• [Exercise objective] State how many lines in these records contain the word "Emulation", and nothing else.

• [Data listing]

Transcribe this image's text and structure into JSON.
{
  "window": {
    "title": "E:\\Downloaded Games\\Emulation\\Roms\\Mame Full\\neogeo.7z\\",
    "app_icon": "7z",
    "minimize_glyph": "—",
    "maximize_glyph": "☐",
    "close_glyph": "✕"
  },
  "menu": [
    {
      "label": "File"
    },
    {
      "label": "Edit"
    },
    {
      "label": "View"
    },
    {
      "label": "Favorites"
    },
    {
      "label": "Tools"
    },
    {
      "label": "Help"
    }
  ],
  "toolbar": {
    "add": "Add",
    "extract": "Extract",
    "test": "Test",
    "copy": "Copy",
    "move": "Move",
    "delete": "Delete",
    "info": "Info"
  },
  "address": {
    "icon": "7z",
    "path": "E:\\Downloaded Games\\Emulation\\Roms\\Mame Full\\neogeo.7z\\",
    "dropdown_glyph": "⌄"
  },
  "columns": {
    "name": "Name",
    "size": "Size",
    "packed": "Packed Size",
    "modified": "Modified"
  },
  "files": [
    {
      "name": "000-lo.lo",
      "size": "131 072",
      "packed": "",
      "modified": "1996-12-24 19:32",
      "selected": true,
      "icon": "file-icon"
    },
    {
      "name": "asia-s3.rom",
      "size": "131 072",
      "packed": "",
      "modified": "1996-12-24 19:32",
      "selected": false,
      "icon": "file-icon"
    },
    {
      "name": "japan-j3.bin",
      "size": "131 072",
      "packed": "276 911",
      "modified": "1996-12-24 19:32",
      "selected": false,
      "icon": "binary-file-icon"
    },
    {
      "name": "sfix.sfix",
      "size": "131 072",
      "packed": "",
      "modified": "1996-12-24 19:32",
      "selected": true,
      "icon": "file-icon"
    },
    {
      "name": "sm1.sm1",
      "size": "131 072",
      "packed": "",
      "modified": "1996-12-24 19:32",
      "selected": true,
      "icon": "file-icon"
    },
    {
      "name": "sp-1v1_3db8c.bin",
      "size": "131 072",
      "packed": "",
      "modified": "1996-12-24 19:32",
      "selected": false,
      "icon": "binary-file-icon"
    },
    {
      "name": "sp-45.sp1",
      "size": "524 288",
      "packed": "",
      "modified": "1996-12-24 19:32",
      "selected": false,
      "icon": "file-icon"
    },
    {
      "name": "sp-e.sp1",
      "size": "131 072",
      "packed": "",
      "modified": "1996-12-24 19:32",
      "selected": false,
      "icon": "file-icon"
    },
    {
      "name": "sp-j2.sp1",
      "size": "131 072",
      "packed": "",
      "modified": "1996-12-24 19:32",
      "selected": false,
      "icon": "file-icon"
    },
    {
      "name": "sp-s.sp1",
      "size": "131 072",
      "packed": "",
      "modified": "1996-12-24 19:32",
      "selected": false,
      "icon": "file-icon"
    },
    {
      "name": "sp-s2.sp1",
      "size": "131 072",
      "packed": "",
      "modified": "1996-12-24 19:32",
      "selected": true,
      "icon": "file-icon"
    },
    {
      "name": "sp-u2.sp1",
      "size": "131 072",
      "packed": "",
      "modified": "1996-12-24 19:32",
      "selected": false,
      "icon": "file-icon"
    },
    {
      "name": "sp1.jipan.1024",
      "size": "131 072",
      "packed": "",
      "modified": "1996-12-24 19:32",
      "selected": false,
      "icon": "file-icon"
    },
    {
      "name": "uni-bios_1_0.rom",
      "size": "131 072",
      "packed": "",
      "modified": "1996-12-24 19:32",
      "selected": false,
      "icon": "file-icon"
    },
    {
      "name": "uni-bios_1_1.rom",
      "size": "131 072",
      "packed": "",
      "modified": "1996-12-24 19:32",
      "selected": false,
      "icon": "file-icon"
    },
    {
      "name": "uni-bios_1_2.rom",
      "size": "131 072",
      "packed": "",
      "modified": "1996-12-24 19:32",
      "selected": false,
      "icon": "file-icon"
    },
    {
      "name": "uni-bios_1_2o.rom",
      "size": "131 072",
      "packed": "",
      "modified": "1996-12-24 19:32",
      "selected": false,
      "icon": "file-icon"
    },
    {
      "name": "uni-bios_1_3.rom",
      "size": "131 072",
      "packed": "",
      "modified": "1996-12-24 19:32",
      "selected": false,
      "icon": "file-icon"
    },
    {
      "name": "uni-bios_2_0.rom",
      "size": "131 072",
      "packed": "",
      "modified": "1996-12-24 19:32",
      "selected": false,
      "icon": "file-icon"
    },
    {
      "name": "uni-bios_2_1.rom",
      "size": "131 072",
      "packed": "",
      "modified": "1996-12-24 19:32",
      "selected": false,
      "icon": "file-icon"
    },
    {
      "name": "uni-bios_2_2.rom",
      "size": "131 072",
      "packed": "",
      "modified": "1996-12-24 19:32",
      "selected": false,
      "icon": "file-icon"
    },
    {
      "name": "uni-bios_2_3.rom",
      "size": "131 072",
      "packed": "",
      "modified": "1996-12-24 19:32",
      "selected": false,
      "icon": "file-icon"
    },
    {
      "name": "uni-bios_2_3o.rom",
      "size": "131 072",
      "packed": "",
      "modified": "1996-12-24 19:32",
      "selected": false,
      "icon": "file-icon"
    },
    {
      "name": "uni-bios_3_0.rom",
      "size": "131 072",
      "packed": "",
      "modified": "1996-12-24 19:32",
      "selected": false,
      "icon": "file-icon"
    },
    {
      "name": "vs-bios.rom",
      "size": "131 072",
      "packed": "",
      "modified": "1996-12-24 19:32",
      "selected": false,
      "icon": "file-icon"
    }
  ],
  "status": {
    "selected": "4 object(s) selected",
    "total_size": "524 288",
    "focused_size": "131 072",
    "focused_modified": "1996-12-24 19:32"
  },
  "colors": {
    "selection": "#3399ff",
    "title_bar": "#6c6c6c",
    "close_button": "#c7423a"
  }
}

• [Response] 2